Making Bantayan Island our home has changed us. My idea of the perfect beach was one that was uncluttered, quiet and serene. The problem with my idealistic view was that the reality of everyday life on our beach is far different.

Returning from Cebu yesterday, we learned that a couple that moved in to a bungalow near ours has a special heart for the island children. Each morning beginning shortly after sunrise, the wife of this new couple gathers as many of the local children from the Santa Fe fishing village as she can find.

Crowded around her, she teaches them, laughs with them, plays and frolics all day under the tropical sunshine of Bantayan Island. She is chocolate brown from many such afternoon’s under the sun, herself probably once a small island girl watching foreigners from a distance with wonder.

Her husband appears to be Italian, probably meeting his island princess as most of us have, hunkered down for endless hours behind a laptop. He slumbers slowly from their cottage to the white sand beach, and lays his tanned body onto one of the bright white loungers on the beach. Children who have been taking their lessons from his wife, now come to rub suntan lotion over his body until he falls asleep in the afternoon sun.

When we first returned back to the island from Cebu and learned that this gathering of children right outside our bungalow was taking place everyday, I felt a sense of displeasure and bewilderment. How could they gather this noisy entourage day after day on my, ugh our beach? This will disrupt the serenity, the peace and the quiet. After all they call this resort “Beach Placid”. There will be no serenity with screaming children gathering day after day.

Then the reality of my heart overtook my mind. I actually believed that this beach was mine. Though I came here as a visitor, I was already staking my claim to this beach as my own in less than a month’s time.

Oh the deceitful heart of man. When Jeremiah the Prophet stated that the heart of man is “Deceitful above all things and desperately wicked”, he knew what he was talking about.

Perhaps on one similar morning,  he also found himself also trapped in a fit of anger over someone else disrupting his daily pleasure.

No there is no sin in nurturing the precious little lives of these island children. As they laugh and play, scream and shout, this beach exists as much for them as it does for me. I suppose that all of us who come to spend any lengthy time on this island paradise will have to change our hearts and our minds. It is for me to change, not them. I should adapt and accept, they should continue their joy.
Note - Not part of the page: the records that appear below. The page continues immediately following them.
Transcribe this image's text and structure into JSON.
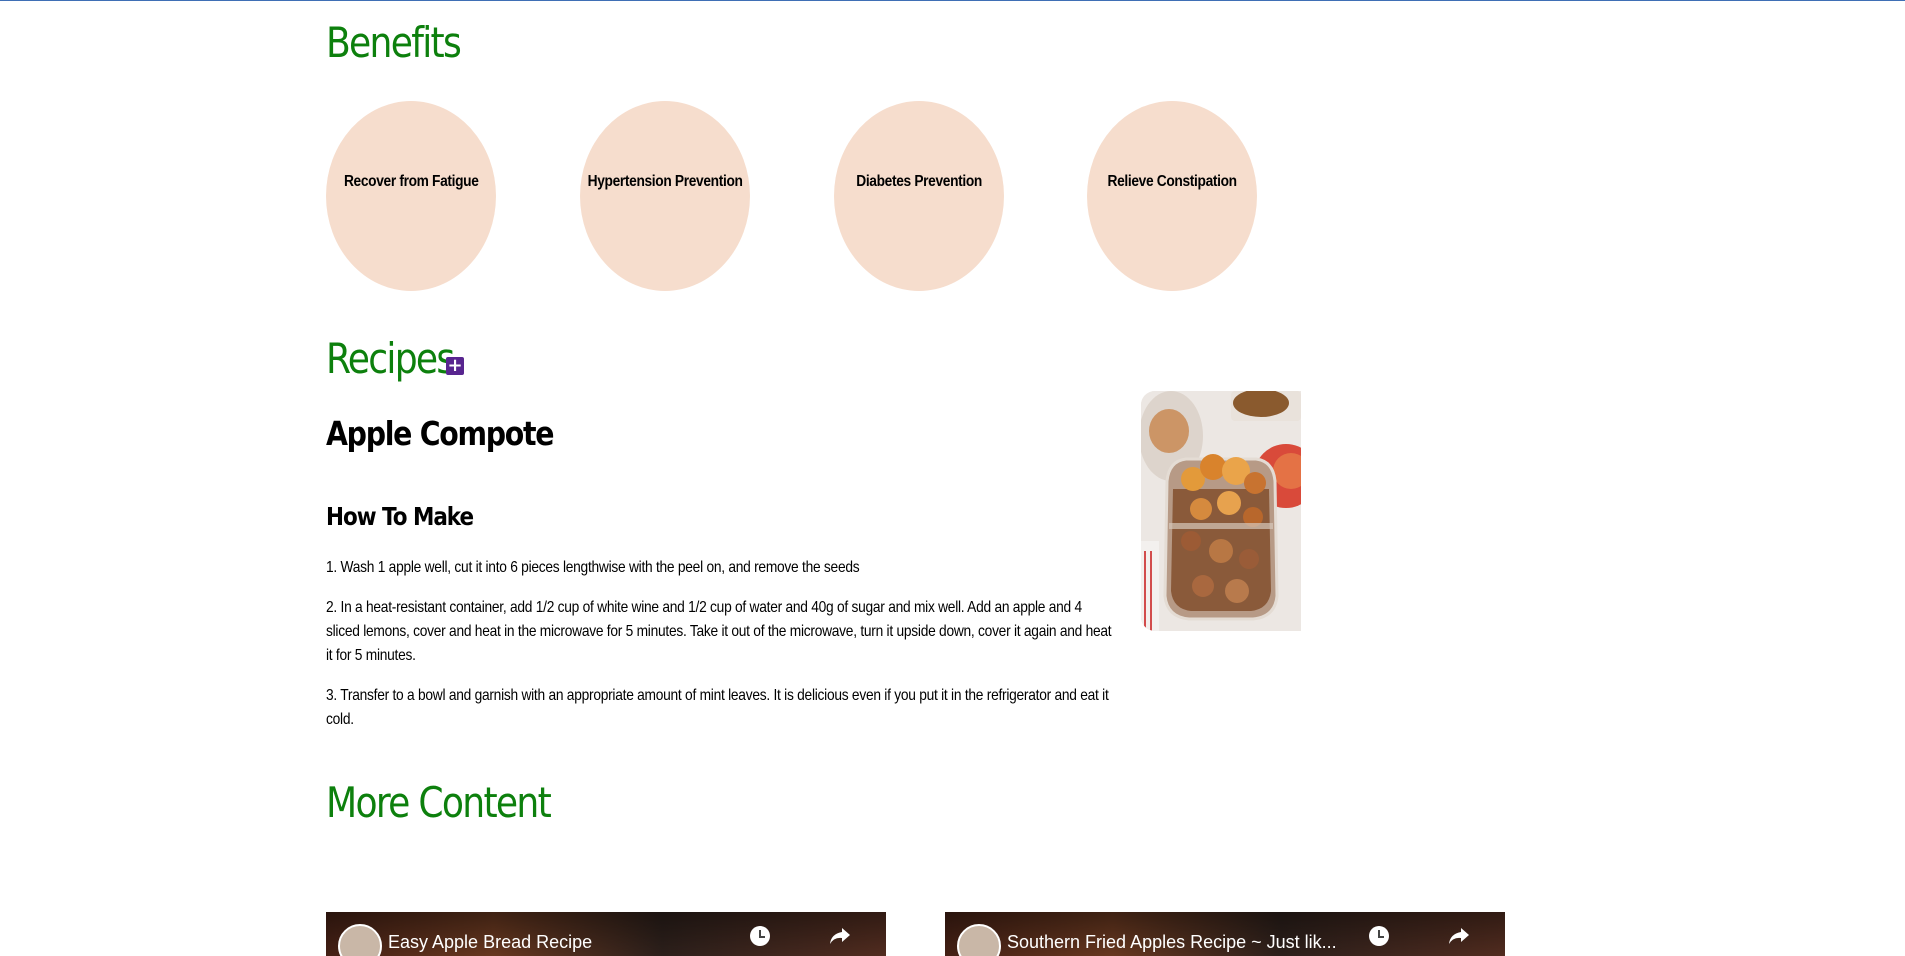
{
  "sections": {
    "benefits": "Benefits",
    "recipes": "Recipes",
    "more_content": "More Content"
  },
  "benefits": [
    "Recover from Fatigue",
    "Hypertension Prevention",
    "Diabetes Prevention",
    "Relieve Constipation"
  ],
  "recipe": {
    "expand_icon": "+",
    "title": "Apple Compote",
    "how_to": "How To Make",
    "steps": [
      "1. Wash 1 apple well, cut it into 6 pieces lengthwise with the peel on, and remove the seeds",
      "2. In a heat-resistant container, add 1/2 cup of white wine and 1/2 cup of water and 40g of sugar and mix well. Add an apple and 4 sliced lemons, cover and heat in the microwave for 5 minutes. Take it out of the microwave, turn it upside down, cover it again and heat it for 5 minutes.",
      "3. Transfer to a bowl and garnish with an appropriate amount of mint leaves. It is delicious even if you put it in the refrigerator and eat it cold."
    ]
  },
  "videos": [
    {
      "title": "Easy Apple Bread Recipe"
    },
    {
      "title": "Southern Fried Apples Recipe ~ Just lik..."
    }
  ],
  "colors": {
    "heading_green": "#0d800d",
    "circle_bg": "#f6ddcd",
    "plus_purple": "#58258f"
  }
}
Besides, I live here, these tourists are visitors for a few days and then they will be gone. Taking with them the wonderful experience of playful little brown boys and girls with smiles as big and bright as a Bantayan Sky. Forgive me Lord…

Rob Robinson